What do you need from the members of this wing to realize your priorities and vision?
First, I need their support. I need people who are willing to listen -- and I'm not saying we're not doing that now. I need people willing to get the job done. We have to work together as a team. It takes everyone to get into the mix with a positive attitude.
The second thing I need is people to want to get involved. As a senior officer, I can direct people; but at the end of the day, it's not as good a product as when someone is self- motivated.
The core values apply. I say that because we must have complete integrity when we're working together. Service before self -- we have to accomplish the mission. Excellence, because we want a product all of us can be proud of. It's as simple as that.
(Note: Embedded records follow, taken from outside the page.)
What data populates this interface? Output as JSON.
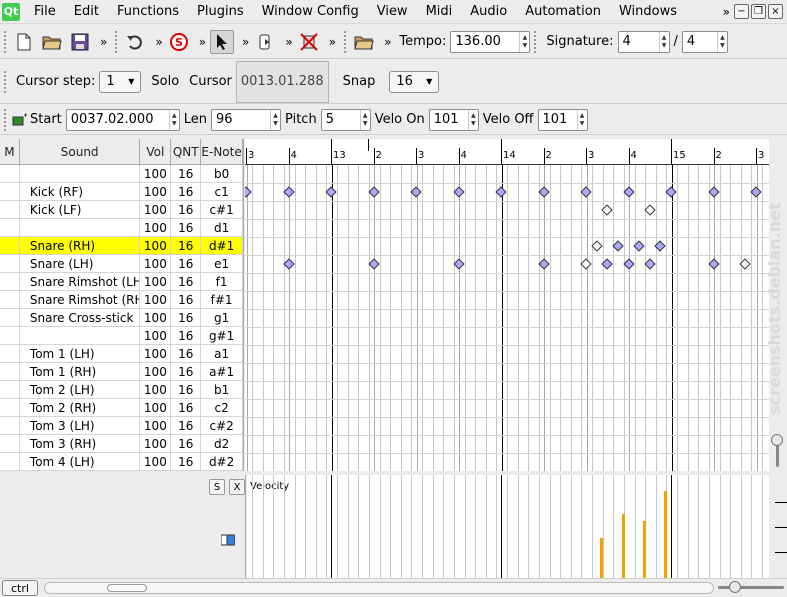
{
  "menubar": {
    "logo": "Qt",
    "items": [
      "File",
      "Edit",
      "Functions",
      "Plugins",
      "Window Config",
      "View",
      "Midi",
      "Audio",
      "Automation",
      "Windows"
    ],
    "overflow": "»"
  },
  "toolbar1": {
    "chev": "»",
    "tempo_label": "Tempo:",
    "tempo_value": "136.00",
    "signature_label": "Signature:",
    "sig_num": "4",
    "sig_sep": "/",
    "sig_den": "4"
  },
  "toolbar2": {
    "cursor_step_label": "Cursor step:",
    "cursor_step_value": "1",
    "solo_label": "Solo",
    "cursor_label": "Cursor",
    "cursor_value": "0013.01.288",
    "snap_label": "Snap",
    "snap_value": "16"
  },
  "toolbar3": {
    "start_label": "Start",
    "start_value": "0037.02.000",
    "len_label": "Len",
    "len_value": "96",
    "pitch_label": "Pitch",
    "pitch_value": "5",
    "velo_on_label": "Velo On",
    "velo_on_value": "101",
    "velo_off_label": "Velo Off",
    "velo_off_value": "101"
  },
  "drumlist": {
    "headers": [
      "M",
      "Sound",
      "Vol",
      "QNT",
      "E-Note"
    ],
    "rows": [
      {
        "sound": "",
        "vol": "100",
        "qnt": "16",
        "note": "b0"
      },
      {
        "sound": "Kick (RF)",
        "vol": "100",
        "qnt": "16",
        "note": "c1"
      },
      {
        "sound": "Kick (LF)",
        "vol": "100",
        "qnt": "16",
        "note": "c#1"
      },
      {
        "sound": "",
        "vol": "100",
        "qnt": "16",
        "note": "d1"
      },
      {
        "sound": "Snare (RH)",
        "vol": "100",
        "qnt": "16",
        "note": "d#1"
      },
      {
        "sound": "Snare (LH)",
        "vol": "100",
        "qnt": "16",
        "note": "e1"
      },
      {
        "sound": "Snare Rimshot (LH)",
        "vol": "100",
        "qnt": "16",
        "note": "f1"
      },
      {
        "sound": "Snare Rimshot (RH)",
        "vol": "100",
        "qnt": "16",
        "note": "f#1"
      },
      {
        "sound": "Snare Cross-stick",
        "vol": "100",
        "qnt": "16",
        "note": "g1"
      },
      {
        "sound": "",
        "vol": "100",
        "qnt": "16",
        "note": "g#1"
      },
      {
        "sound": "Tom 1 (LH)",
        "vol": "100",
        "qnt": "16",
        "note": "a1"
      },
      {
        "sound": "Tom 1 (RH)",
        "vol": "100",
        "qnt": "16",
        "note": "a#1"
      },
      {
        "sound": "Tom 2 (LH)",
        "vol": "100",
        "qnt": "16",
        "note": "b1"
      },
      {
        "sound": "Tom 2 (RH)",
        "vol": "100",
        "qnt": "16",
        "note": "c2"
      },
      {
        "sound": "Tom 3 (LH)",
        "vol": "100",
        "qnt": "16",
        "note": "c#2"
      },
      {
        "sound": "Tom 3 (RH)",
        "vol": "100",
        "qnt": "16",
        "note": "d2"
      },
      {
        "sound": "Tom 4 (LH)",
        "vol": "100",
        "qnt": "16",
        "note": "d#2"
      }
    ],
    "selected_index": 4,
    "selected_color": "#ffff00"
  },
  "ruler": {
    "labels": [
      "3",
      "4",
      "13",
      "2",
      "3",
      "4",
      "14",
      "2",
      "3",
      "4",
      "15",
      "2",
      "3"
    ]
  },
  "controller": {
    "s_label": "S",
    "x_label": "X",
    "name": "Velocity"
  },
  "bottombar": {
    "ctrl_label": "ctrl"
  },
  "colors": {
    "note_fill": "#a8a8ff",
    "velocity_bar": "#f0a500"
  },
  "watermark": "screenshots.debian.net"
}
What are the greatest challenges you see on the horizon?
The first thing that comes to mind is the economy. There are entities out there that wish our country harm and would like to take advantage of our weaknesses, and our economy could easily be perceived as a weakness right now. We need to be smart about what we do and honest about our capabilities. It's important the leaders in D.C. make good decisions based on an honest assessment.
It's a time of doing less with less. I'm not saying it's a time to kick back, but we can only do so much in one day or we'll end up with no people and no equipment because we can't fix what breaks. We must find a smart way to operate ... figure out ways to use our existing resources and verify our capabilities.
I believe that through the teamwork and camaraderie in this organization, we will succeed in any kind of environment.
I'm extremely excited about the leadership team we've built: Col. Bob Doehl as wing vice commander, and Command Chief Master Sgt. Steven Calvin. I think we've got a rock-solid set of group commanders. I have absolute faith in their abilities. We work well together and share the same focus for the wing.
I'd like to say thanks to the Airmen for their hard work and dedication. It's not an easy decision to raise your hand and enlist. I want to thank them for that decision, thank those who reenlisted, and ask everyone to help reach out to new members. The Alaska Air National Guard is one of the best-kept secrets in the nation, and I don't want to keep that secret anymore.